Problem requirements: Quote the whole listing verbatim.

Input data:

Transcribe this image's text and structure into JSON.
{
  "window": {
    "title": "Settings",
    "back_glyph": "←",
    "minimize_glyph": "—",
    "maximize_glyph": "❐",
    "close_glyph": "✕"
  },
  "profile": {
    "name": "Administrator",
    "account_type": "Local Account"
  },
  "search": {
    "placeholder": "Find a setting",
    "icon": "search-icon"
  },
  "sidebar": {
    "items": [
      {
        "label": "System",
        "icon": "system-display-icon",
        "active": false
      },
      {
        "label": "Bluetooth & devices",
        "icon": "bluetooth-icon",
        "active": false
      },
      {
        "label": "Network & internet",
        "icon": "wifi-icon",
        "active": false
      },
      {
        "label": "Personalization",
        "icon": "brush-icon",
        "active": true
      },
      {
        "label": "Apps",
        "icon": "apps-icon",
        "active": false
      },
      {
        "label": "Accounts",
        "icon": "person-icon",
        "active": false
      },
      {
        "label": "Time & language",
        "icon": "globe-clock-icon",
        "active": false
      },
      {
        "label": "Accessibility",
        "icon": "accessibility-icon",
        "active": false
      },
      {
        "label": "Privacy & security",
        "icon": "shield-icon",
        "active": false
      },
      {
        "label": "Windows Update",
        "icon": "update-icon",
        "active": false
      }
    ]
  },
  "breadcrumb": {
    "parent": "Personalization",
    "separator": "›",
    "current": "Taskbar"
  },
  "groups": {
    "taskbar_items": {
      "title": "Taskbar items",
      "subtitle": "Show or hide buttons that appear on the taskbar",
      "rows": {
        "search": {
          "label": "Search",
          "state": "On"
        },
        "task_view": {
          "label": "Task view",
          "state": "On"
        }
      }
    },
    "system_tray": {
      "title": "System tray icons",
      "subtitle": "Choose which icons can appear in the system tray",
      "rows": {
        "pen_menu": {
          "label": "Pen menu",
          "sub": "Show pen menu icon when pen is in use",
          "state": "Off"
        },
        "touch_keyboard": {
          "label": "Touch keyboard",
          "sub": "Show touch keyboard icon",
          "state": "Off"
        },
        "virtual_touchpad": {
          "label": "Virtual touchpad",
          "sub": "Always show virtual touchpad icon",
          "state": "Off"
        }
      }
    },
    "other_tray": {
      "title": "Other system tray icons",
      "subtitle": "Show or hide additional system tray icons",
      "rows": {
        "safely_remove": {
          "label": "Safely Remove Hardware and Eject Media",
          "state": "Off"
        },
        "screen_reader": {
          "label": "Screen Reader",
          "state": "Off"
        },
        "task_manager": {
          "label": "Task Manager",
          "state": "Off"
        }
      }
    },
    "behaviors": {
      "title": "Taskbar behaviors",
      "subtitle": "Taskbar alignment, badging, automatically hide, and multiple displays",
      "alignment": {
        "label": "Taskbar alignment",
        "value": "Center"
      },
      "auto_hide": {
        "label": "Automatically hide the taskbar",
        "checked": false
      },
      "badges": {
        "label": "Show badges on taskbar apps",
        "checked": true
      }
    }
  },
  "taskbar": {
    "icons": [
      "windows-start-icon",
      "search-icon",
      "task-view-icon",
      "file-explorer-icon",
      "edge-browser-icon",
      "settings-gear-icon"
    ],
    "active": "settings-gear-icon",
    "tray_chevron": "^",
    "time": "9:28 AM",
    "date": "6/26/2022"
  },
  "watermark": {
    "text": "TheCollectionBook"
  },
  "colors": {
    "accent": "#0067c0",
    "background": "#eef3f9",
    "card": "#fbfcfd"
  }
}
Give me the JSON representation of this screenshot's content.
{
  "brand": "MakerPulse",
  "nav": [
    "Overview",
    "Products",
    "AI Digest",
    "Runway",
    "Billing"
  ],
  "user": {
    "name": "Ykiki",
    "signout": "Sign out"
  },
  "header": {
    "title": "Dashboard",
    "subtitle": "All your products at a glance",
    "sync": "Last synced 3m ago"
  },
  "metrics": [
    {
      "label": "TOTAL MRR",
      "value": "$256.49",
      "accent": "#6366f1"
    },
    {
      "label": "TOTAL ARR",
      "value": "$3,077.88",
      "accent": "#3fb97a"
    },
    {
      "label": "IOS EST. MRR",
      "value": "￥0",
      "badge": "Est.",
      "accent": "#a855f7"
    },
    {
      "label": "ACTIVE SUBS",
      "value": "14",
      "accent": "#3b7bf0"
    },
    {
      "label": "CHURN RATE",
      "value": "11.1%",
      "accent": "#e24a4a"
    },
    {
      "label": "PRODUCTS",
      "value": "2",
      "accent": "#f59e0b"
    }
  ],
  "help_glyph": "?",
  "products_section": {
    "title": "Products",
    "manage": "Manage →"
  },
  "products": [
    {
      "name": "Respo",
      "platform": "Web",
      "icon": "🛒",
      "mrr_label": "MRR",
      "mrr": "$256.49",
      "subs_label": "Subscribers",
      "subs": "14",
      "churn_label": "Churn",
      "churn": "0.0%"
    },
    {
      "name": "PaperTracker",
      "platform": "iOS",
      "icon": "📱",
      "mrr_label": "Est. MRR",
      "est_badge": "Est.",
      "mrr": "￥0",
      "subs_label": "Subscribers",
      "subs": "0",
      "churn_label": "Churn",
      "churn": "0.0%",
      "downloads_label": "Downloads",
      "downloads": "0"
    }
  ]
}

Result below:
Transcribe this image's text and structure into JSON.
{
  "window": {
    "title": "Settings",
    "back_glyph": "←",
    "minimize_glyph": "—",
    "maximize_glyph": "❐",
    "close_glyph": "✕"
  },
  "profile": {
    "name": "Administrator",
    "account_type": "Local Account"
  },
  "search": {
    "placeholder": "Find a setting",
    "icon": "search-icon"
  },
  "sidebar": {
    "items": [
      {
        "label": "System",
        "icon": "system-display-icon",
        "active": false
      },
      {
        "label": "Bluetooth & devices",
        "icon": "bluetooth-icon",
        "active": false
      },
      {
        "label": "Network & internet",
        "icon": "wifi-icon",
        "active": false
      },
      {
        "label": "Personalization",
        "icon": "brush-icon",
        "active": true
      },
      {
        "label": "Apps",
        "icon": "apps-icon",
        "active": false
      },
      {
        "label": "Accounts",
        "icon": "person-icon",
        "active": false
      },
      {
        "label": "Time & language",
        "icon": "globe-clock-icon",
        "active": false
      },
      {
        "label": "Accessibility",
        "icon": "accessibility-icon",
        "active": false
      },
      {
        "label": "Privacy & security",
        "icon": "shield-icon",
        "active": false
      },
      {
        "label": "Windows Update",
        "icon": "update-icon",
        "active": false
      }
    ]
  },
  "breadcrumb": {
    "parent": "Personalization",
    "separator": "›",
    "current": "Taskbar"
  },
  "groups": {
    "taskbar_items": {
      "title": "Taskbar items",
      "subtitle": "Show or hide buttons that appear on the taskbar",
      "rows": {
        "search": {
          "label": "Search",
          "state": "On"
        },
        "task_view": {
          "label": "Task view",
          "state": "On"
        }
      }
    },
    "system_tray": {
      "title": "System tray icons",
      "subtitle": "Choose which icons can appear in the system tray",
      "rows": {
        "pen_menu": {
          "label": "Pen menu",
          "sub": "Show pen menu icon when pen is in use",
          "state": "Off"
        },
        "touch_keyboard": {
          "label": "Touch keyboard",
          "sub": "Show touch keyboard icon",
          "state": "Off"
        },
        "virtual_touchpad": {
          "label": "Virtual touchpad",
          "sub": "Always show virtual touchpad icon",
          "state": "Off"
        }
      }
    },
    "other_tray": {
      "title": "Other system tray icons",
      "subtitle": "Show or hide additional system tray icons",
      "rows": {
        "safely_remove": {
          "label": "Safely Remove Hardware and Eject Media",
          "state": "Off"
        },
        "screen_reader": {
          "label": "Screen Reader",
          "state": "Off"
        },
        "task_manager": {
          "label": "Task Manager",
          "state": "Off"
        }
      }
    },
    "behaviors": {
      "title": "Taskbar behaviors",
      "subtitle": "Taskbar alignment, badging, automatically hide, and multiple displays",
      "alignment": {
        "label": "Taskbar alignment",
        "value": "Center"
      },
      "auto_hide": {
        "label": "Automatically hide the taskbar",
        "checked": false
      },
      "badges": {
        "label": "Show badges on taskbar apps",
        "checked": true
      }
    }
  },
  "taskbar": {
    "icons": [
      "windows-start-icon",
      "search-icon",
      "task-view-icon",
      "file-explorer-icon",
      "edge-browser-icon",
      "settings-gear-icon"
    ],
    "active": "settings-gear-icon",
    "tray_chevron": "^",
    "time": "9:28 AM",
    "date": "6/26/2022"
  },
  "watermark": {
    "text": "TheCollectionBook"
  },
  "colors": {
    "accent": "#0067c0",
    "background": "#eef3f9",
    "card": "#fbfcfd"
  }
}
Give me the JSON representation of this screenshot's content.
{
  "brand": "MakerPulse",
  "nav": [
    "Overview",
    "Products",
    "AI Digest",
    "Runway",
    "Billing"
  ],
  "user": {
    "name": "Ykiki",
    "signout": "Sign out"
  },
  "header": {
    "title": "Dashboard",
    "subtitle": "All your products at a glance",
    "sync": "Last synced 3m ago"
  },
  "metrics": [
    {
      "label": "TOTAL MRR",
      "value": "$256.49",
      "accent": "#6366f1"
    },
    {
      "label": "TOTAL ARR",
      "value": "$3,077.88",
      "accent": "#3fb97a"
    },
    {
      "label": "IOS EST. MRR",
      "value": "￥0",
      "badge": "Est.",
      "accent": "#a855f7"
    },
    {
      "label": "ACTIVE SUBS",
      "value": "14",
      "accent": "#3b7bf0"
    },
    {
      "label": "CHURN RATE",
      "value": "11.1%",
      "accent": "#e24a4a"
    },
    {
      "label": "PRODUCTS",
      "value": "2",
      "accent": "#f59e0b"
    }
  ],
  "help_glyph": "?",
  "products_section": {
    "title": "Products",
    "manage": "Manage →"
  },
  "products": [
    {
      "name": "Respo",
      "platform": "Web",
      "icon": "🛒",
      "mrr_label": "MRR",
      "mrr": "$256.49",
      "subs_label": "Subscribers",
      "subs": "14",
      "churn_label": "Churn",
      "churn": "0.0%"
    },
    {
      "name": "PaperTracker",
      "platform": "iOS",
      "icon": "📱",
      "mrr_label": "Est. MRR",
      "est_badge": "Est.",
      "mrr": "￥0",
      "subs_label": "Subscribers",
      "subs": "0",
      "churn_label": "Churn",
      "churn": "0.0%",
      "downloads_label": "Downloads",
      "downloads": "0"
    }
  ]
}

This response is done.